Those leaders are likely more willing -- even eager -- to accept Trump and forget his caustic campaign rhetoric.
Saudi officials told reporters ahead of the trip that they have been heartily encourage by the Trump administration's like-minded anti-Iran posture -- a break from the Obama administration efforts of outreach to Iran. It's a sentiment shared by Sunni-majority countries in the Gulf and throughout the Middle East.
And many of those countries are also welcoming Trump's lack of public statements condemning rampant human rights violations in their countries, with Trump officials saying that Trump instead prefers to raise those issues privately.
"We're not going to lecture anyone," a senior White House official said ahead of Trump's visit to Saudi Arabia.
But Trump will need to remember that his audience is not just the two dozen leaders who will hear his words and congratulate him on his speech so long as his policies in the region continue along the same track. The millions of Muslims who live in those countries -- some of whom have been rocked by the wave of protests that began with the Arab spring -- will be listening too.
"While we need these Arab governments and Muslim governments as our allies, we also need to send a message to the people in these Muslim countries that we support their rights," said Radwan Masmoudi, president of the Center for the Study of Islam and Democracy. "Values of human rights, equality and freedom of choice ... these are universal values. They're not American or Muslim values."
Muslim-Americans will be listening, too -- a community that has seen little to no outreach on Trump's part since he took office amid a slew of concerns in that community.
Awad, the CAIR director, recalled how President George W. Bush took to the Islamic Center in Washington after the 9/11 attacks to declare that the US was not at war with Islam. Awad was at his side.

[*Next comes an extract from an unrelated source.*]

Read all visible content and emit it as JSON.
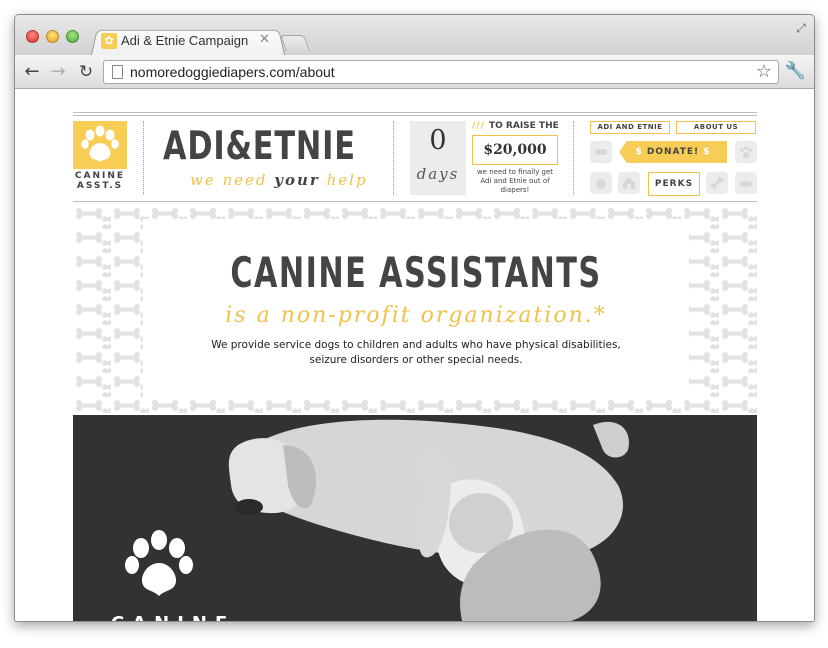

"I wish that President Trump would take a page from that legacy, the legacy of President Bush reaching out in critical and tough times to the most vulnerable community," Awad said.